(Element data from apps and pages)
++++++++++

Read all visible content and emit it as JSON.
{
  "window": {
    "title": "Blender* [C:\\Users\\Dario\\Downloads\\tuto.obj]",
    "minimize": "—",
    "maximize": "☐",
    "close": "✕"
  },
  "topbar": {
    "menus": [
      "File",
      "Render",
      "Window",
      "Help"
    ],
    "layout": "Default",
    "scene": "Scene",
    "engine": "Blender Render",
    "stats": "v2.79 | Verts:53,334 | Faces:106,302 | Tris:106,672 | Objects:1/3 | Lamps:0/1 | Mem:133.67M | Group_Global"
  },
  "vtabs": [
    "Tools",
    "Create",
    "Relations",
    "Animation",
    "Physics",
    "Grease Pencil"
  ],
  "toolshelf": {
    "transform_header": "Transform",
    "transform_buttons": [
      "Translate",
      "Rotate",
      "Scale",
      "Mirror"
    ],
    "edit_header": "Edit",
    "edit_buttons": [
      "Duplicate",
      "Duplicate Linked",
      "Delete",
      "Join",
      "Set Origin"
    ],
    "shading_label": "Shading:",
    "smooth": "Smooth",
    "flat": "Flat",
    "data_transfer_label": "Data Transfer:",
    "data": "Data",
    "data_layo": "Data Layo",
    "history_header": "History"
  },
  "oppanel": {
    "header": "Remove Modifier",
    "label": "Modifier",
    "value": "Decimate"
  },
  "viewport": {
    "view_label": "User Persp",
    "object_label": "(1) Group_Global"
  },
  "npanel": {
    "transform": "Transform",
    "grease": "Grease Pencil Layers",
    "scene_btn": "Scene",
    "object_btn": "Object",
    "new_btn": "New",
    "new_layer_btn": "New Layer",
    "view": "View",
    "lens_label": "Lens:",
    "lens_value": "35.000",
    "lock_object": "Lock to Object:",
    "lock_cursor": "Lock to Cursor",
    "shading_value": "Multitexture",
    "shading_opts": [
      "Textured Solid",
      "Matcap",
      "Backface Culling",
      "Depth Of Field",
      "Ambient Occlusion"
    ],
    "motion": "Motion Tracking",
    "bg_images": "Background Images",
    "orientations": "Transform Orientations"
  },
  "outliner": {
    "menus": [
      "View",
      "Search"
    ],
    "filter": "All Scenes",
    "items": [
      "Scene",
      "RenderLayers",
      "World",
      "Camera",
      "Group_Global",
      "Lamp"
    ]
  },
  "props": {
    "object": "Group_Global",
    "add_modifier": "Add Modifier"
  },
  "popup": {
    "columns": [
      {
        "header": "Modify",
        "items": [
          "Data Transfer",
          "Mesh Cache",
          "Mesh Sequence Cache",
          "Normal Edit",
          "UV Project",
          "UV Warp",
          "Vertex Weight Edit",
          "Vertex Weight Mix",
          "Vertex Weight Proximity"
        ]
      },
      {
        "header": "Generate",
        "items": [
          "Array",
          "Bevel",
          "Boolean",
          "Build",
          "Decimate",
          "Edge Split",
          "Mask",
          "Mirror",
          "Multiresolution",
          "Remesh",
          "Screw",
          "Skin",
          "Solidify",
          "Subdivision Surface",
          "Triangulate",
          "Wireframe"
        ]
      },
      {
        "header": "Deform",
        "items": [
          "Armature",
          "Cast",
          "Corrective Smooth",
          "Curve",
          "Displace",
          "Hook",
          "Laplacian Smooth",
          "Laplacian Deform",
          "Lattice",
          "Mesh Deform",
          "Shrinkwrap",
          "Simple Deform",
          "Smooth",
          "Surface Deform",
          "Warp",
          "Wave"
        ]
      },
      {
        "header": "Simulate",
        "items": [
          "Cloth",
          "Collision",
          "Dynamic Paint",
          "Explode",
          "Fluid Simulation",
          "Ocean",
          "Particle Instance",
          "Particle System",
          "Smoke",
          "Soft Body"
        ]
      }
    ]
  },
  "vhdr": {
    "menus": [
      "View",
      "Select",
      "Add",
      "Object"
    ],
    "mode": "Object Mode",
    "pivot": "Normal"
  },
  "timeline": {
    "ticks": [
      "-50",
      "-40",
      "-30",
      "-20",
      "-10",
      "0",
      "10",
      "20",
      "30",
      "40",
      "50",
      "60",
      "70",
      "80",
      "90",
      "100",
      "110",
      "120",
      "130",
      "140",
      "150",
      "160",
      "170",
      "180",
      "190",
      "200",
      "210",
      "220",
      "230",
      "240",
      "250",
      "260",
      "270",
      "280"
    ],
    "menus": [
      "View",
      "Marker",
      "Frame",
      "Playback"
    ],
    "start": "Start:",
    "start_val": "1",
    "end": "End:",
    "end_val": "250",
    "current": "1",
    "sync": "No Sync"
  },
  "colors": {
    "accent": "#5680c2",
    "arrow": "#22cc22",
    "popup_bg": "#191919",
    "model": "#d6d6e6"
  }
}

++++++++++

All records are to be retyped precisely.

Read all visible content and emit it as JSON.
{
  "window": {
    "title": "Blender* [C:\\Users\\Dario\\Downloads\\tuto.obj]",
    "minimize": "—",
    "maximize": "☐",
    "close": "✕"
  },
  "topbar": {
    "menus": [
      "File",
      "Render",
      "Window",
      "Help"
    ],
    "layout": "Default",
    "scene": "Scene",
    "engine": "Blender Render",
    "stats": "v2.79 | Verts:53,334 | Faces:106,302 | Tris:106,672 | Objects:1/3 | Lamps:0/1 | Mem:133.67M | Group_Global"
  },
  "vtabs": [
    "Tools",
    "Create",
    "Relations",
    "Animation",
    "Physics",
    "Grease Pencil"
  ],
  "toolshelf": {
    "transform_header": "Transform",
    "transform_buttons": [
      "Translate",
      "Rotate",
      "Scale",
      "Mirror"
    ],
    "edit_header": "Edit",
    "edit_buttons": [
      "Duplicate",
      "Duplicate Linked",
      "Delete",
      "Join",
      "Set Origin"
    ],
    "shading_label": "Shading:",
    "smooth": "Smooth",
    "flat": "Flat",
    "data_transfer_label": "Data Transfer:",
    "data": "Data",
    "data_layo": "Data Layo",
    "history_header": "History"
  },
  "oppanel": {
    "header": "Remove Modifier",
    "label": "Modifier",
    "value": "Decimate"
  },
  "viewport": {
    "view_label": "User Persp",
    "object_label": "(1) Group_Global"
  },
  "npanel": {
    "transform": "Transform",
    "grease": "Grease Pencil Layers",
    "scene_btn": "Scene",
    "object_btn": "Object",
    "new_btn": "New",
    "new_layer_btn": "New Layer",
    "view": "View",
    "lens_label": "Lens:",
    "lens_value": "35.000",
    "lock_object": "Lock to Object:",
    "lock_cursor": "Lock to Cursor",
    "shading_value": "Multitexture",
    "shading_opts": [
      "Textured Solid",
      "Matcap",
      "Backface Culling",
      "Depth Of Field",
      "Ambient Occlusion"
    ],
    "motion": "Motion Tracking",
    "bg_images": "Background Images",
    "orientations": "Transform Orientations"
  },
  "outliner": {
    "menus": [
      "View",
      "Search"
    ],
    "filter": "All Scenes",
    "items": [
      "Scene",
      "RenderLayers",
      "World",
      "Camera",
      "Group_Global",
      "Lamp"
    ]
  },
  "props": {
    "object": "Group_Global",
    "add_modifier": "Add Modifier"
  },
  "popup": {
    "columns": [
      {
        "header": "Modify",
        "items": [
          "Data Transfer",
          "Mesh Cache",
          "Mesh Sequence Cache",
          "Normal Edit",
          "UV Project",
          "UV Warp",
          "Vertex Weight Edit",
          "Vertex Weight Mix",
          "Vertex Weight Proximity"
        ]
      },
      {
        "header": "Generate",
        "items": [
          "Array",
          "Bevel",
          "Boolean",
          "Build",
          "Decimate",
          "Edge Split",
          "Mask",
          "Mirror",
          "Multiresolution",
          "Remesh",
          "Screw",
          "Skin",
          "Solidify",
          "Subdivision Surface",
          "Triangulate",
          "Wireframe"
        ]
      },
      {
        "header": "Deform",
        "items": [
          "Armature",
          "Cast",
          "Corrective Smooth",
          "Curve",
          "Displace",
          "Hook",
          "Laplacian Smooth",
          "Laplacian Deform",
          "Lattice",
          "Mesh Deform",
          "Shrinkwrap",
          "Simple Deform",
          "Smooth",
          "Surface Deform",
          "Warp",
          "Wave"
        ]
      },
      {
        "header": "Simulate",
        "items": [
          "Cloth",
          "Collision",
          "Dynamic Paint",
          "Explode",
          "Fluid Simulation",
          "Ocean",
          "Particle Instance",
          "Particle System",
          "Smoke",
          "Soft Body"
        ]
      }
    ]
  },
  "vhdr": {
    "menus": [
      "View",
      "Select",
      "Add",
      "Object"
    ],
    "mode": "Object Mode",
    "pivot": "Normal"
  },
  "timeline": {
    "ticks": [
      "-50",
      "-40",
      "-30",
      "-20",
      "-10",
      "0",
      "10",
      "20",
      "30",
      "40",
      "50",
      "60",
      "70",
      "80",
      "90",
      "100",
      "110",
      "120",
      "130",
      "140",
      "150",
      "160",
      "170",
      "180",
      "190",
      "200",
      "210",
      "220",
      "230",
      "240",
      "250",
      "260",
      "270",
      "280"
    ],
    "menus": [
      "View",
      "Marker",
      "Frame",
      "Playback"
    ],
    "start": "Start:",
    "start_val": "1",
    "end": "End:",
    "end_val": "250",
    "current": "1",
    "sync": "No Sync"
  },
  "colors": {
    "accent": "#5680c2",
    "arrow": "#22cc22",
    "popup_bg": "#191919",
    "model": "#d6d6e6"
  }
}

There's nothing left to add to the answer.